▶ [Your assignment] Show each line of the data below in which "value" occurs.

▶ [Exercise material]
┄┄┄┄┄┄
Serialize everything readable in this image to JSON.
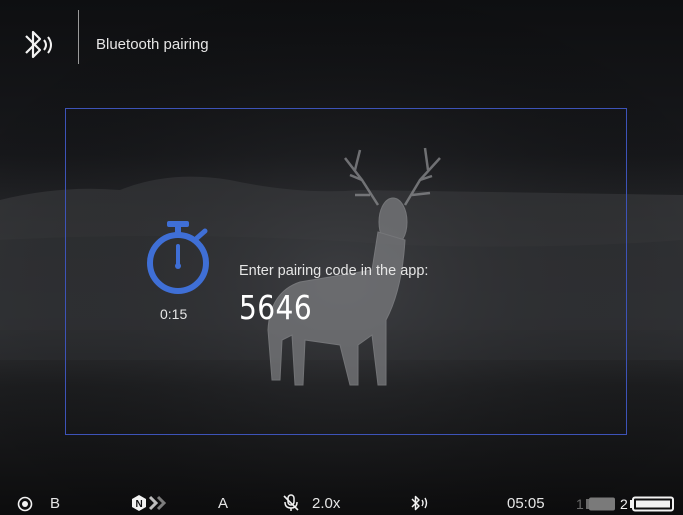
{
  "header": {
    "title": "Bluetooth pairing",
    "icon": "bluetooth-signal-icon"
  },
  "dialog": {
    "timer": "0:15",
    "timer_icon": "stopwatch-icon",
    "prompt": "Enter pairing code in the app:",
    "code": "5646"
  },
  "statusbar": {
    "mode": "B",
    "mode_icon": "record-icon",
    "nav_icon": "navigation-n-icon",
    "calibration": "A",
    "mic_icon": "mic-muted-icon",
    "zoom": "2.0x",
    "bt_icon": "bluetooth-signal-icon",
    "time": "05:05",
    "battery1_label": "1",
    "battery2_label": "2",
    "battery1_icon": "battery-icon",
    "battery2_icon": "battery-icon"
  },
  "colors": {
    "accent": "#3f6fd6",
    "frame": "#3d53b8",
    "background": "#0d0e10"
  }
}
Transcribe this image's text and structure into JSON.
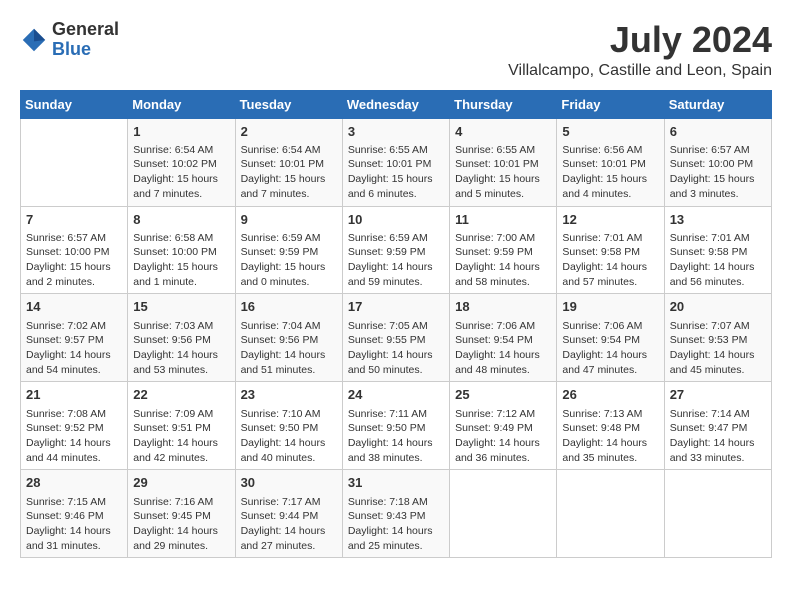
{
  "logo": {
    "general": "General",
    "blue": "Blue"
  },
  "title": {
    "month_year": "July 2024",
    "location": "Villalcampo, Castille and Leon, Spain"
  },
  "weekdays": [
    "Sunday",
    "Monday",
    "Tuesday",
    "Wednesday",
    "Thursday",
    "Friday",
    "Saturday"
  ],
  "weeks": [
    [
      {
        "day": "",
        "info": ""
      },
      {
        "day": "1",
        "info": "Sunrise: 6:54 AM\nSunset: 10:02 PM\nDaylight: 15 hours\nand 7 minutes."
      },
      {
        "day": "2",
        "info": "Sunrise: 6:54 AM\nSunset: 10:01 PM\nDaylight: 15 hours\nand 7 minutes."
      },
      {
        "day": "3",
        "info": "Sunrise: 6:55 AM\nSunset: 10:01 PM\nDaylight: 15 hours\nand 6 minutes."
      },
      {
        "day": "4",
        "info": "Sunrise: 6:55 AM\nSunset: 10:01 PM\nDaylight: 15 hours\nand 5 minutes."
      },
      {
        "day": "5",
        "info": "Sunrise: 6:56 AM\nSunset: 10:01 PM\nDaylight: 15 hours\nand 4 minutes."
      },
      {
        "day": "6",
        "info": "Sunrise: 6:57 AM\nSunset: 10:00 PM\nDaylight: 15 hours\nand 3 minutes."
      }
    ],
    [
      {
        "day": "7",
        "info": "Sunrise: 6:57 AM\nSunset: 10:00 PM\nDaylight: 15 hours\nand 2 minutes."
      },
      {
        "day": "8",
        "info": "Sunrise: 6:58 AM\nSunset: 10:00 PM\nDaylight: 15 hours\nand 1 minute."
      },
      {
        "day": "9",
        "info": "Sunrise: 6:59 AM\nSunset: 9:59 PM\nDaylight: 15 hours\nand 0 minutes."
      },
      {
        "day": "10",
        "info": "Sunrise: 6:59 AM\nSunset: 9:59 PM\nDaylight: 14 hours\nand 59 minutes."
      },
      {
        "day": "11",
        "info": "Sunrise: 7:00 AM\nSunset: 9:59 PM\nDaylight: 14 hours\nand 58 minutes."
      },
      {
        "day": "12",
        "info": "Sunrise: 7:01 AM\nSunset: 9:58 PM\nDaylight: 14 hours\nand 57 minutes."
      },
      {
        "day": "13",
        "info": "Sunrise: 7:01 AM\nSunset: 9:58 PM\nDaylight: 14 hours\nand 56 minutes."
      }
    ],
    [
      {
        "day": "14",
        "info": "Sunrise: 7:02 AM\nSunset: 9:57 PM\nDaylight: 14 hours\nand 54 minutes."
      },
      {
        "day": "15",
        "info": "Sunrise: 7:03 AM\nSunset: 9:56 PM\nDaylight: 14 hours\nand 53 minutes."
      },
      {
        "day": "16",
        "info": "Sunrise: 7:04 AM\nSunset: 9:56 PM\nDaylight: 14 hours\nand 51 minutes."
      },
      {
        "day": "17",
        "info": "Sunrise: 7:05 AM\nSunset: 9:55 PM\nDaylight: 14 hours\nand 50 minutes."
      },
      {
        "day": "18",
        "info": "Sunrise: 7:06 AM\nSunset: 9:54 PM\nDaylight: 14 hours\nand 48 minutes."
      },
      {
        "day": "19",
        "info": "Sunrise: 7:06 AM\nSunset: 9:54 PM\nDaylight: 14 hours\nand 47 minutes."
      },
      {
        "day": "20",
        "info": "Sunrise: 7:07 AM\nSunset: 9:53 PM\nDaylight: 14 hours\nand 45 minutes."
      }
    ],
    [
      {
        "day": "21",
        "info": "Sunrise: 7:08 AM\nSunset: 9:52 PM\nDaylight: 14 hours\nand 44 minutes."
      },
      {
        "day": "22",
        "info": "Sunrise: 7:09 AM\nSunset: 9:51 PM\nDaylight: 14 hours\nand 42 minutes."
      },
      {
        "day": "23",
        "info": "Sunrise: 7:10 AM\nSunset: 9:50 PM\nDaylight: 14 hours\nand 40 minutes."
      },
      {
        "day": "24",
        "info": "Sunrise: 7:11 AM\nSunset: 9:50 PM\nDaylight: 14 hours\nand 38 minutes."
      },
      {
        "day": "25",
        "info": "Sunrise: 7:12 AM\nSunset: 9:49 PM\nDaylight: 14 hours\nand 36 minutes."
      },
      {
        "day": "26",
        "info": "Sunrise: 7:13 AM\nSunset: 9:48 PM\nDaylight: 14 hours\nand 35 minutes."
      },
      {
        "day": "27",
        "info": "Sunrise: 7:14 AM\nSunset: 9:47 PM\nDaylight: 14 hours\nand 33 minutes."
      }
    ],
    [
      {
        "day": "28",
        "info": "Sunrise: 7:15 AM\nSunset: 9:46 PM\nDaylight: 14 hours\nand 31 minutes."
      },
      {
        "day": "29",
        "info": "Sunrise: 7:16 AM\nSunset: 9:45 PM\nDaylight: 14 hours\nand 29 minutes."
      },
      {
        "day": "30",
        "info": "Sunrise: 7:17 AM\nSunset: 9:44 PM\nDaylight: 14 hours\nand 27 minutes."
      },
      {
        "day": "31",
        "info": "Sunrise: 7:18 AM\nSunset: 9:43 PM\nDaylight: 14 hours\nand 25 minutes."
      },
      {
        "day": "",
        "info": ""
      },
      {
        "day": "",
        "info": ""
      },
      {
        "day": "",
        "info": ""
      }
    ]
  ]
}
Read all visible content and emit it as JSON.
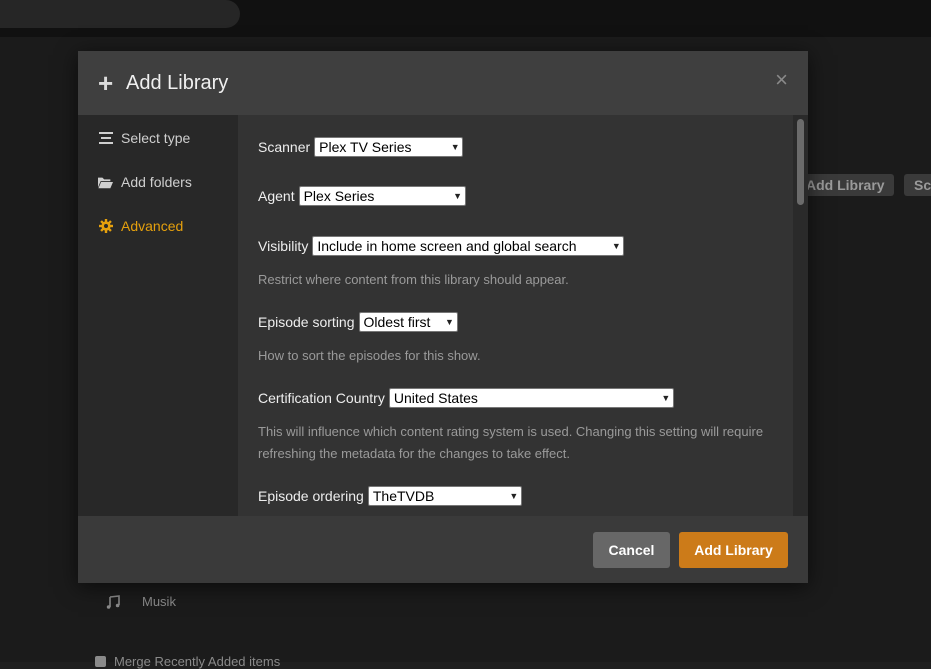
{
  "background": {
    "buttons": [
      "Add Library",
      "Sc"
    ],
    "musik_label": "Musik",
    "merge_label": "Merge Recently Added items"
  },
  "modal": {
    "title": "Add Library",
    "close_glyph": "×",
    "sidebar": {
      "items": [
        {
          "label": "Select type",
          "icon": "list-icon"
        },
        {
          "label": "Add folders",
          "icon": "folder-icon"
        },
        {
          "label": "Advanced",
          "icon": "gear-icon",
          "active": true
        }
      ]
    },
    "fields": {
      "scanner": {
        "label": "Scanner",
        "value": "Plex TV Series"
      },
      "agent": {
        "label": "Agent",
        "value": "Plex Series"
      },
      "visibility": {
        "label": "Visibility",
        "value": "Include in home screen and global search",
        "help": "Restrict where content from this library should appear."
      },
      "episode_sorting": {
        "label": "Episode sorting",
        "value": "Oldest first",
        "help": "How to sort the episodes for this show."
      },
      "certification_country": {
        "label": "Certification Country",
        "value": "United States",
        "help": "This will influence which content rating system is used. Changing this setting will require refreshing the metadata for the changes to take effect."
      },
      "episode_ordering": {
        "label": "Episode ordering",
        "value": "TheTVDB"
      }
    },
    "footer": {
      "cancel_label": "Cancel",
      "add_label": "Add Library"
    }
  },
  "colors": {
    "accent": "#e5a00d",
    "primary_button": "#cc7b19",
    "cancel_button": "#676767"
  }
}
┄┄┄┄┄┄
▶ [Task response]
        "value": "Plex TV Series"
        "value": "Plex Series"
        "value": "Include in home screen and global search",
        "value": "Oldest first",
        "value": "United States",
        "value": "TheTVDB"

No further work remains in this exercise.